Required action
Print each line of the material again, keeping everything exact.

Input data
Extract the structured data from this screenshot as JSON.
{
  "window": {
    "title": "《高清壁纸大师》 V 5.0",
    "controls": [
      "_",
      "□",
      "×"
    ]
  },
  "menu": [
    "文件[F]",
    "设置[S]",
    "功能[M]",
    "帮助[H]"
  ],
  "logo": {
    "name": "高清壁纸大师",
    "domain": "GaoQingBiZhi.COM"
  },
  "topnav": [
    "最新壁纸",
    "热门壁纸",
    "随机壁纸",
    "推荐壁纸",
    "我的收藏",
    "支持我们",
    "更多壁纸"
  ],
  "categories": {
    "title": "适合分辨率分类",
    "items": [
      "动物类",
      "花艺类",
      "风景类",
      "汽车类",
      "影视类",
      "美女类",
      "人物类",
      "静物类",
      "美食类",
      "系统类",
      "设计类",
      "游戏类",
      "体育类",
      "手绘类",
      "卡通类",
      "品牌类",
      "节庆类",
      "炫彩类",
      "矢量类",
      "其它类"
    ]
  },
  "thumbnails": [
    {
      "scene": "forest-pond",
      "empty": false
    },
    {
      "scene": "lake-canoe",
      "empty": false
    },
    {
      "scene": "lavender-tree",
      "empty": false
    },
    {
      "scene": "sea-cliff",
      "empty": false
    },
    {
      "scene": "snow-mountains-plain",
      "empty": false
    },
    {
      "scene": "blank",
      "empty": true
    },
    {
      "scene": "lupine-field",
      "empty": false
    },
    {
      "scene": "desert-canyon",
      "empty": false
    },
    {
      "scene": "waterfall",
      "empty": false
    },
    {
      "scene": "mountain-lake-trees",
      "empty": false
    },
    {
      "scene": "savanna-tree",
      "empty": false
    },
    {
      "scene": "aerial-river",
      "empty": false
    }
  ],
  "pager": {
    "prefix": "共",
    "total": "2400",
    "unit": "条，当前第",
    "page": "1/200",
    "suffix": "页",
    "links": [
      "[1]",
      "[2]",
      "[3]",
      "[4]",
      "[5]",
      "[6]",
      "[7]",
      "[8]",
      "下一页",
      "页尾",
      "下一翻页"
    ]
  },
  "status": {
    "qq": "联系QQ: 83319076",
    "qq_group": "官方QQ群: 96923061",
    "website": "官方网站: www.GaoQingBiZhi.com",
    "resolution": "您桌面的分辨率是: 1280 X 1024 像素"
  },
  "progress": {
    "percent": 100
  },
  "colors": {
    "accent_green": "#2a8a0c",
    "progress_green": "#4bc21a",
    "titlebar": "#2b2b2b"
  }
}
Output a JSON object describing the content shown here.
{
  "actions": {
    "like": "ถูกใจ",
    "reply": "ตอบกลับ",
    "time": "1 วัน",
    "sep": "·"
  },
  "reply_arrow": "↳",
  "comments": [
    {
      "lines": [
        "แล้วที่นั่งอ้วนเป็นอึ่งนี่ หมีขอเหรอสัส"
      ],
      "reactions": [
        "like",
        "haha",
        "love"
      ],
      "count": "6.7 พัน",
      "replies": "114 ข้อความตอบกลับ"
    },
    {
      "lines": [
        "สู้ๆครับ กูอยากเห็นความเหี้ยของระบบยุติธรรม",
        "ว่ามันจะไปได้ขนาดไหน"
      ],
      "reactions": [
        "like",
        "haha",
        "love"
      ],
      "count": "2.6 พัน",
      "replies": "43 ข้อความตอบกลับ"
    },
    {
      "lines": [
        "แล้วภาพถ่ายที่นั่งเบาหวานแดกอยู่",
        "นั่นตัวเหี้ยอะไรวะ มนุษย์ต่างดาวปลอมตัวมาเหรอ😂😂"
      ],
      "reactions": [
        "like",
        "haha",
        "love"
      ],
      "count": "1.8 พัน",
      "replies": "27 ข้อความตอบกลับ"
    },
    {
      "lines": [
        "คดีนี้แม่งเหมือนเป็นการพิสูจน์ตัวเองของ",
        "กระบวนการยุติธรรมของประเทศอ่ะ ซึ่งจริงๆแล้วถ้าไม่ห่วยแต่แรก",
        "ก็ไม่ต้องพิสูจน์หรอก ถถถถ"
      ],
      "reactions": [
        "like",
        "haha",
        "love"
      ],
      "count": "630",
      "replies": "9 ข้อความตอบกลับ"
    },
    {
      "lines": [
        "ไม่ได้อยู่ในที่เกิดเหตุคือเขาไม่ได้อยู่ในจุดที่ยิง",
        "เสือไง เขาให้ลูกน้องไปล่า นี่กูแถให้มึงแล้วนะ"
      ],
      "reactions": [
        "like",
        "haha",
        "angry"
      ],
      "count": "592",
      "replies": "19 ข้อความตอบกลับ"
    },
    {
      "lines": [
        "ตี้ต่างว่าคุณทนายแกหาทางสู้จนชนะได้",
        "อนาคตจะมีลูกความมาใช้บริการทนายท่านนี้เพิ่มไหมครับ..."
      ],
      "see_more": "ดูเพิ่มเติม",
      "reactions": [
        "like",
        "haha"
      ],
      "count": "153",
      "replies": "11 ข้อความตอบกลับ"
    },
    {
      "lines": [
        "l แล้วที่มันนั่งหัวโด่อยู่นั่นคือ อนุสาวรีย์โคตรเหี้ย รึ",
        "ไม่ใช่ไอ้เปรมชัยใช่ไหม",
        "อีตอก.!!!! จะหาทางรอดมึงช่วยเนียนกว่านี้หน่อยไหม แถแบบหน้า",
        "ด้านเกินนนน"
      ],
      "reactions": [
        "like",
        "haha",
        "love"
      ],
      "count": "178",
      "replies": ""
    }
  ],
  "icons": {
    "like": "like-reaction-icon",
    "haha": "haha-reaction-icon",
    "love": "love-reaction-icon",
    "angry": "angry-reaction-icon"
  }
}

Result of the task
Extract the structured data from this screenshot as JSON.
{
  "window": {
    "title": "《高清壁纸大师》 V 5.0",
    "controls": [
      "_",
      "□",
      "×"
    ]
  },
  "menu": [
    "文件[F]",
    "设置[S]",
    "功能[M]",
    "帮助[H]"
  ],
  "logo": {
    "name": "高清壁纸大师",
    "domain": "GaoQingBiZhi.COM"
  },
  "topnav": [
    "最新壁纸",
    "热门壁纸",
    "随机壁纸",
    "推荐壁纸",
    "我的收藏",
    "支持我们",
    "更多壁纸"
  ],
  "categories": {
    "title": "适合分辨率分类",
    "items": [
      "动物类",
      "花艺类",
      "风景类",
      "汽车类",
      "影视类",
      "美女类",
      "人物类",
      "静物类",
      "美食类",
      "系统类",
      "设计类",
      "游戏类",
      "体育类",
      "手绘类",
      "卡通类",
      "品牌类",
      "节庆类",
      "炫彩类",
      "矢量类",
      "其它类"
    ]
  },
  "thumbnails": [
    {
      "scene": "forest-pond",
      "empty": false
    },
    {
      "scene": "lake-canoe",
      "empty": false
    },
    {
      "scene": "lavender-tree",
      "empty": false
    },
    {
      "scene": "sea-cliff",
      "empty": false
    },
    {
      "scene": "snow-mountains-plain",
      "empty": false
    },
    {
      "scene": "blank",
      "empty": true
    },
    {
      "scene": "lupine-field",
      "empty": false
    },
    {
      "scene": "desert-canyon",
      "empty": false
    },
    {
      "scene": "waterfall",
      "empty": false
    },
    {
      "scene": "mountain-lake-trees",
      "empty": false
    },
    {
      "scene": "savanna-tree",
      "empty": false
    },
    {
      "scene": "aerial-river",
      "empty": false
    }
  ],
  "pager": {
    "prefix": "共",
    "total": "2400",
    "unit": "条，当前第",
    "page": "1/200",
    "suffix": "页",
    "links": [
      "[1]",
      "[2]",
      "[3]",
      "[4]",
      "[5]",
      "[6]",
      "[7]",
      "[8]",
      "下一页",
      "页尾",
      "下一翻页"
    ]
  },
  "status": {
    "qq": "联系QQ: 83319076",
    "qq_group": "官方QQ群: 96923061",
    "website": "官方网站: www.GaoQingBiZhi.com",
    "resolution": "您桌面的分辨率是: 1280 X 1024 像素"
  },
  "progress": {
    "percent": 100
  },
  "colors": {
    "accent_green": "#2a8a0c",
    "progress_green": "#4bc21a",
    "titlebar": "#2b2b2b"
  }
}
Output a JSON object describing the content shown here.
{
  "actions": {
    "like": "ถูกใจ",
    "reply": "ตอบกลับ",
    "time": "1 วัน",
    "sep": "·"
  },
  "reply_arrow": "↳",
  "comments": [
    {
      "lines": [
        "แล้วที่นั่งอ้วนเป็นอึ่งนี่ หมีขอเหรอสัส"
      ],
      "reactions": [
        "like",
        "haha",
        "love"
      ],
      "count": "6.7 พัน",
      "replies": "114 ข้อความตอบกลับ"
    },
    {
      "lines": [
        "สู้ๆครับ กูอยากเห็นความเหี้ยของระบบยุติธรรม",
        "ว่ามันจะไปได้ขนาดไหน"
      ],
      "reactions": [
        "like",
        "haha",
        "love"
      ],
      "count": "2.6 พัน",
      "replies": "43 ข้อความตอบกลับ"
    },
    {
      "lines": [
        "แล้วภาพถ่ายที่นั่งเบาหวานแดกอยู่",
        "นั่นตัวเหี้ยอะไรวะ มนุษย์ต่างดาวปลอมตัวมาเหรอ😂😂"
      ],
      "reactions": [
        "like",
        "haha",
        "love"
      ],
      "count": "1.8 พัน",
      "replies": "27 ข้อความตอบกลับ"
    },
    {
      "lines": [
        "คดีนี้แม่งเหมือนเป็นการพิสูจน์ตัวเองของ",
        "กระบวนการยุติธรรมของประเทศอ่ะ ซึ่งจริงๆแล้วถ้าไม่ห่วยแต่แรก",
        "ก็ไม่ต้องพิสูจน์หรอก ถถถถ"
      ],
      "reactions": [
        "like",
        "haha",
        "love"
      ],
      "count": "630",
      "replies": "9 ข้อความตอบกลับ"
    },
    {
      "lines": [
        "ไม่ได้อยู่ในที่เกิดเหตุคือเขาไม่ได้อยู่ในจุดที่ยิง",
        "เสือไง เขาให้ลูกน้องไปล่า นี่กูแถให้มึงแล้วนะ"
      ],
      "reactions": [
        "like",
        "haha",
        "angry"
      ],
      "count": "592",
      "replies": "19 ข้อความตอบกลับ"
    },
    {
      "lines": [
        "ตี้ต่างว่าคุณทนายแกหาทางสู้จนชนะได้",
        "อนาคตจะมีลูกความมาใช้บริการทนายท่านนี้เพิ่มไหมครับ..."
      ],
      "see_more": "ดูเพิ่มเติม",
      "reactions": [
        "like",
        "haha"
      ],
      "count": "153",
      "replies": "11 ข้อความตอบกลับ"
    },
    {
      "lines": [
        "l แล้วที่มันนั่งหัวโด่อยู่นั่นคือ อนุสาวรีย์โคตรเหี้ย รึ",
        "ไม่ใช่ไอ้เปรมชัยใช่ไหม",
        "อีตอก.!!!! จะหาทางรอดมึงช่วยเนียนกว่านี้หน่อยไหม แถแบบหน้า",
        "ด้านเกินนนน"
      ],
      "reactions": [
        "like",
        "haha",
        "love"
      ],
      "count": "178",
      "replies": ""
    }
  ],
  "icons": {
    "like": "like-reaction-icon",
    "haha": "haha-reaction-icon",
    "love": "love-reaction-icon",
    "angry": "angry-reaction-icon"
  }
}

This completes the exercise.